On Wednesday, three hundred students, PreK to fifth grade, stepped into a built-up Japan as part of Hygiene Elementary’s tradition to bring the world to the school.
For the past 11 years, the school has selected a place in the world and, once, outer space, to guide a year-long learning for all grade levels that culminates in a final, capstone project towards, according to Principal Renee Collier.
“We have been in Greece, we’ve colonized Pluto, we’ve gone to the ocean. Last year we were in Australia for the wildfires,” she said. “This year it’s Japan.”
The project is a community-building activity that includes all students and staff as well as parents. Together they bring an immersive experience into the culture, history, geography, literature, language, food and arts, she said.
The event last year happened a week before the school closed down because of the COVID-19 pandemic. This year, students and staff are able to continue the tradition with a few stipulations for the safety of the community, according to Collier.
“At the end of the year, parents come in … and transform the school to that location (and) we usually do an open house for our community,” she said. “This year we had to bring it to them virtually. We filmed it for the parents and just have the kids coming through instead.”
Each classroom took turns walking through the school’s gym which was transformed into elements of the Japanese culture and geography.
After showing a handmade passport, students stepped onto the base of Mt. Fuji and walked through a fault line that tests their balance and knowledge of geography. Daring students then climbed the mighty mountain using a rope net while an image of Mt. Fuji was broadcasted on a screen.
“There is a lot of academic material in this event,” Suzy Evans, fourth-grade teacher, said. “They learn about the severity levels of earthquakes … They get to climb Mt. Fuji with the (screen showing a) bullet train image and they learned all about the latest technology of Japan.”
Evans spearheaded the event this year which allowed her to put her education to the test. This year she is working to earn her master’s degree in Learning Design and Technology from the University of Colorado Denver.
She designed a website that housed different choice boards in different content areas for students to gain background knowledge on Japan.
Students walked through a cherry blossom forest, constructed collectively with the help of the parents, according to Evans, before entering the zen garden.
Parents contributed to the staging of the school’s gym by making paper mache cherry blossoms, building eight feet torri arches or tall traditional Japanese gates.
“We talk about the tradition of the zen garden and how you can come in to calm your mind and what the raking is for,” she said. “They get to experience raking themselves. We put patterns on the ground that they can try to copy.”
After learning to calm themselves, students set out for a lesson in origami where they made cranes. Students were also able to grab a photo souvenir in front of a made-to-scale Hamiji castle that sits behind the protection of a traditional samurai armor.

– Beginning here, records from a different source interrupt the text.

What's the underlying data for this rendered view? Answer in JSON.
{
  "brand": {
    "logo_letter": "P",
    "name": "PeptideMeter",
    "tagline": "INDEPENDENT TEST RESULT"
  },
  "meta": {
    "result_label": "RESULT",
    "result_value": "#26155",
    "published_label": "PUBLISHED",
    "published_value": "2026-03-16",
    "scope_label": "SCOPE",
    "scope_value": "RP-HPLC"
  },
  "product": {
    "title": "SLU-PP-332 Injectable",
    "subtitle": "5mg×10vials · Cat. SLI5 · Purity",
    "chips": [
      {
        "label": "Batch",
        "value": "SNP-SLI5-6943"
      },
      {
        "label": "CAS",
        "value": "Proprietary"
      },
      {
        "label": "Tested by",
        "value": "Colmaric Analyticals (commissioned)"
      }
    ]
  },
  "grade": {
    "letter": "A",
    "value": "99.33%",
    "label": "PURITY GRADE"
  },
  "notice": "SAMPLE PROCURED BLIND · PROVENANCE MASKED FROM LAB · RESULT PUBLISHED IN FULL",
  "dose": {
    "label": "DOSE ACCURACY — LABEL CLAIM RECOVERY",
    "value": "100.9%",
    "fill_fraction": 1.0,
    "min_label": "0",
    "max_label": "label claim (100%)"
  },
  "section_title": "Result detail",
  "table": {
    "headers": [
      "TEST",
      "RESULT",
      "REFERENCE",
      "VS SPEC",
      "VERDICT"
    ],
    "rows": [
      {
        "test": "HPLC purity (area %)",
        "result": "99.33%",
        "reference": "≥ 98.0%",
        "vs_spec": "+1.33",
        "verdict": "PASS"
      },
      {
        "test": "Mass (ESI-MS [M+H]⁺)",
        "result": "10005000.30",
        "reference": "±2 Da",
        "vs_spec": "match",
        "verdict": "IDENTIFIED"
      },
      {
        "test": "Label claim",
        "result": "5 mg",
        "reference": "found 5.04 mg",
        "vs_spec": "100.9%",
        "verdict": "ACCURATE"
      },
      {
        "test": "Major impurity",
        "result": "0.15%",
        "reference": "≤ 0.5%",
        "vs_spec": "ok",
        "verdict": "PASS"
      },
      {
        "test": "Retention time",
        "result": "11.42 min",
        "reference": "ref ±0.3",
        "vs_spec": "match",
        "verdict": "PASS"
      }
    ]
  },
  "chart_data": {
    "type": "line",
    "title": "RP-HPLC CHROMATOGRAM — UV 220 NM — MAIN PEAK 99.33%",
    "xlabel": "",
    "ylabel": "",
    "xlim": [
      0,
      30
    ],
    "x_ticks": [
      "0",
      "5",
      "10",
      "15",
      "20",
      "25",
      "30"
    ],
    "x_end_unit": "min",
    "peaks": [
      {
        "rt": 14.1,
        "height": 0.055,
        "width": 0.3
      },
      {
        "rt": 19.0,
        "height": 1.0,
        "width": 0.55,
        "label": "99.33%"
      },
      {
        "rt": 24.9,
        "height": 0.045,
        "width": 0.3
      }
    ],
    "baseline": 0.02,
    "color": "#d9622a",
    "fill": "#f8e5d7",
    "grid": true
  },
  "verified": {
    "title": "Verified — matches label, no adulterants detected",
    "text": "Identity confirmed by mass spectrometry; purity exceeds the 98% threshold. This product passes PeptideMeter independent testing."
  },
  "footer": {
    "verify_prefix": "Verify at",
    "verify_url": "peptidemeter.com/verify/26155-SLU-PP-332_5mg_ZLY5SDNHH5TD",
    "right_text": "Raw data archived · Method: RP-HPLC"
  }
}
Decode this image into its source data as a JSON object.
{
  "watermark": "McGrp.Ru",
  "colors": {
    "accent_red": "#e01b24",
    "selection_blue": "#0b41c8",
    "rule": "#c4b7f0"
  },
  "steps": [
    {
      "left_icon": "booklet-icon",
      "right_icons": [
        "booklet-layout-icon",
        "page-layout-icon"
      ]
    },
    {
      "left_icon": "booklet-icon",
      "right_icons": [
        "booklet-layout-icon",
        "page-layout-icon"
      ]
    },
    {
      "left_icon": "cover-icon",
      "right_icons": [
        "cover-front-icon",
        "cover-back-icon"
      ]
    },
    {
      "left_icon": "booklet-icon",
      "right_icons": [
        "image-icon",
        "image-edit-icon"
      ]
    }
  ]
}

“As they come through the castle, the students will find all the cranes that they made, with the symbol of the 1,000 crane,” she said, adding the 1,000 crane symbolizes good luck.
“Then, they come to our Kodaiji tea house, one of the most famous tea houses in Japan, and (Jill) Johnston (the school’s librarian) will take them through the history of the ceremony and the names for all the elements of the tea ceremony,” she said.
Before exiting to return back to the cafeteria, students got a taste of the “hustle and bustle” of Shibuya Crossing — the busiest pedestrian crossing in the world — which sees 2,500 people every three minutes, according to Evans.
The experience goes beyond the gym tour to include tea served in classrooms for students and edamame and rice in the cafeteria for lunch.
Johnston said she enjoys having kids become immersed in the experience.
“When they read a book or they just watch a video it’s different, but when they are actually in the area they see Himeji Castle, or a few years ago when they saw camels or the pyramids. We (also) did the ocean and they saw whales and jellyfish,” she said. “They just learn so much more by putting themselves in it.”
Part of the tradition of the event, according to Evans, is to show the children that the world is bigger than Hygiene, she said. “There is a world outside of the four walls here and it is really important to be a global citizen.”
Stepping outside and having a virtual travel experience gained an even more significant meaning this year with the pandemic, Evans said. “To have something to focus on and learn about and be excited about made a big difference this year, just learning about Japan in the time of a pandemic. It brought everybody together.”
At the end of the school day, students received a koinobori — or carp-shared windsocks — which follows the Japanese tradition saying that ‘a carp that swims upstream becomes a dragon.’
All 300 students waved the colorful fish in the air in unison to celebrate what is traditionally designated as the day of the children in Japan.